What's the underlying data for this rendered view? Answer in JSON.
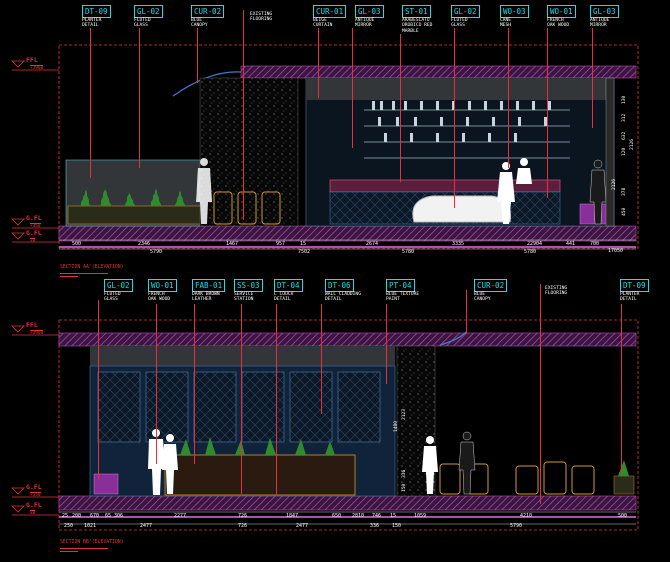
{
  "elevation_a": {
    "tags": [
      {
        "code": "DT-09",
        "desc": "PLANTER\nDETAIL"
      },
      {
        "code": "GL-02",
        "desc": "FLUTED\nGLASS"
      },
      {
        "code": "CUR-02",
        "desc": "BLUE\nCANOPY"
      },
      {
        "code": "",
        "desc": "EXISTING\nFLOORING"
      },
      {
        "code": "CUR-01",
        "desc": "BEIGE\nCURTAIN"
      },
      {
        "code": "GL-03",
        "desc": "ANTIQUE\nMIRROR"
      },
      {
        "code": "ST-01",
        "desc": "ARABESCATO\nOROBICO RED\nMARBLE"
      },
      {
        "code": "GL-02",
        "desc": "FLUTED\nGLASS"
      },
      {
        "code": "WO-03",
        "desc": "CANE\nMESH"
      },
      {
        "code": "WO-01",
        "desc": "FRENCH\nOAK WOOD"
      },
      {
        "code": "GL-03",
        "desc": "ANTIQUE\nMIRROR"
      }
    ],
    "levels": [
      {
        "label": "FFL",
        "sub": "+3900"
      },
      {
        "label": "G.FL",
        "sub": "+350"
      },
      {
        "label": "G.FL",
        "sub": "±0"
      }
    ],
    "dims_row1": [
      "500",
      "2346",
      "1467",
      "957",
      "2674",
      "3335",
      "441",
      "700"
    ],
    "dims_row1_extra": [
      "15",
      "22904",
      "17050"
    ],
    "dims_row2": [
      "5790",
      "7502",
      "5780",
      "5780"
    ],
    "vdims": [
      "130",
      "312",
      "632",
      "120",
      "2126",
      "2126",
      "378",
      "450"
    ],
    "caption": "SECTION AA'(ELEVATION)"
  },
  "elevation_b": {
    "tags": [
      {
        "code": "GL-02",
        "desc": "FLUTED\nGLASS"
      },
      {
        "code": "WO-01",
        "desc": "FRENCH\nOAK WOOD"
      },
      {
        "code": "FAB-01",
        "desc": "DARK BROWN\nLEATHER"
      },
      {
        "code": "SS-03",
        "desc": "SERVICE\nSTATION"
      },
      {
        "code": "DT-04",
        "desc": "L COUCH\nDETAIL"
      },
      {
        "code": "DT-06",
        "desc": "WALL CLADDING\nDETAIL"
      },
      {
        "code": "PT-04",
        "desc": "BLUE TEXTURE\nPAINT"
      },
      {
        "code": "CUR-02",
        "desc": "BLUE\nCANOPY"
      },
      {
        "code": "",
        "desc": "EXISTING\nFLOORING"
      },
      {
        "code": "DT-09",
        "desc": "PLANTER\nDETAIL"
      }
    ],
    "levels": [
      {
        "label": "FFL",
        "sub": "+3900"
      },
      {
        "label": "G.FL",
        "sub": "+350"
      },
      {
        "label": "G.FL",
        "sub": "±0"
      }
    ],
    "dims_row1": [
      "25",
      "200",
      "670",
      "65",
      "306",
      "2277",
      "726",
      "1847",
      "650",
      "2810",
      "746",
      "15",
      "1059",
      "4210",
      "500"
    ],
    "dims_row2": [
      "250",
      "1021",
      "2477",
      "726",
      "2477",
      "336",
      "150",
      "5790"
    ],
    "vdims": [
      "2123",
      "1480",
      "336",
      "150"
    ],
    "caption": "SECTION BB'(ELEVATION)"
  },
  "colors": {
    "background": "#000000",
    "tag": "#19e0e6",
    "leader": "#e5313b",
    "hatch": "#8a3a8c",
    "wall": "#1e2d4a",
    "dim": "#ffffff"
  }
}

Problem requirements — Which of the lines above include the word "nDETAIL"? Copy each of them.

Response to the task —
        "desc": "PLANTER\nDETAIL"
        "desc": "L COUCH\nDETAIL"
        "desc": "WALL CLADDING\nDETAIL"
        "desc": "PLANTER\nDETAIL"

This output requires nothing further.